These snakes can come in colors from coppery-gold to blue on top and white to green underneath. They grow to between 18 and 38 inches (45 to 97 cm) long. Eastern ribbon snakes are usually green with yellow stripes down the length of their bodies. Bluestripe ribbon snakes have blue-green backs with light blue lateral stripes and yellow-green undersides.
Peninsula ribbon snakes are olive-brown with a light tan stripe down the middle of the back and a thin pale green stripe on either side. The eastern ribbon snake is typically brown or black with vivid yellow or white stripes along its length. The tail of all four of these subspecies makes up a third of the snake’s body, a feature that helps distinguish it from the related garter snake.
Ribbon snakes eat primarily amphibians, fish, and worms. These snakes live near the edges of ponds and lakes and search the water for fish, tadpoles, frogs, and salamanders. Some sub-species of ribbon snakes can be found in roadside ditches and canals and are most active during the day.
When confronted by a predator, the ribbon snake will first try to escape, darting into thick vegetation or plunging into water. If they are caught, ribbon snakes will thrash about, flatten their heads, or coil, exhibiting the protective behaviors of some venomous snakes. The ribbon snake rarely strikes and is not poisonous. It does shower its attacker with feces and a strong musk scent. A last resort for the ribbon snake is to detach its tail as some lizards do—the tails of ribbon snakes do not regenerate.
Ribbons snakes have an unusual reproductive behavior. After copulation, a male ribbon snake keeps other males from fertilizing the female by inserting a plug into the female’s reproductive tract. Unlike many snake species that lay eggs, female ribbon snakes give birth to live young, which look like smaller versions of the adult. Birth of three to 26 young snakes typically occurs in the summer, and neither parent cares for the juveniles.
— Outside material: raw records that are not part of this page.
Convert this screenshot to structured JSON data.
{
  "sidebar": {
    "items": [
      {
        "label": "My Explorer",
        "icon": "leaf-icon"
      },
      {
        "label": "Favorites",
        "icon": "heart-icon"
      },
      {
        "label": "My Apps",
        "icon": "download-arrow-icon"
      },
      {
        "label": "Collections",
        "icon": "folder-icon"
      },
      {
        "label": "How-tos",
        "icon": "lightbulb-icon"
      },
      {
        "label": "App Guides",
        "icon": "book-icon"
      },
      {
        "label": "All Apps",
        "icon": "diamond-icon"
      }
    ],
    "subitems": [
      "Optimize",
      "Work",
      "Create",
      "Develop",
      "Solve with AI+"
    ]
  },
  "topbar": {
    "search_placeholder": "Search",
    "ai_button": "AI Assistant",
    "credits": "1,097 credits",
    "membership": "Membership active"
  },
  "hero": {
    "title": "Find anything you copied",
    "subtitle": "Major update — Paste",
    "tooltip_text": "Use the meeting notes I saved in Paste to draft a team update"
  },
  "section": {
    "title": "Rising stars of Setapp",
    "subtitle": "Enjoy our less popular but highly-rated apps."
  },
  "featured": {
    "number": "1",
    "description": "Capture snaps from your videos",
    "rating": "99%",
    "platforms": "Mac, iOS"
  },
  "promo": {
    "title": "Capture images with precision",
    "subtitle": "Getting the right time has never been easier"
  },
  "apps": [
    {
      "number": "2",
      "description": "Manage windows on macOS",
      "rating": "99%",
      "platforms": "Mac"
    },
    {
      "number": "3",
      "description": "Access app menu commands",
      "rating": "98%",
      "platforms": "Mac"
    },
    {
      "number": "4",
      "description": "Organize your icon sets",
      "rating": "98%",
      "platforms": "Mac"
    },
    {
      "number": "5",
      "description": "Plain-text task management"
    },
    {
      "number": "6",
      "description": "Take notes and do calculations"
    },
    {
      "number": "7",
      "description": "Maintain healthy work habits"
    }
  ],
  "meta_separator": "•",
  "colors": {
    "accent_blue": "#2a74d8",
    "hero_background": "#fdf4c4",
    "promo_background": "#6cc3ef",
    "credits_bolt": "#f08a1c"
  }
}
Although they are prey to several animal species, habitat encroachment is the ribbon snake’s most immediate danger. Ribbon snakes are not officially endangered, but they are generally reducing in numbers due to human intrustion into their habitats. Loss of water sources from housing developments and increased predation by household pets are typically their greatest threat.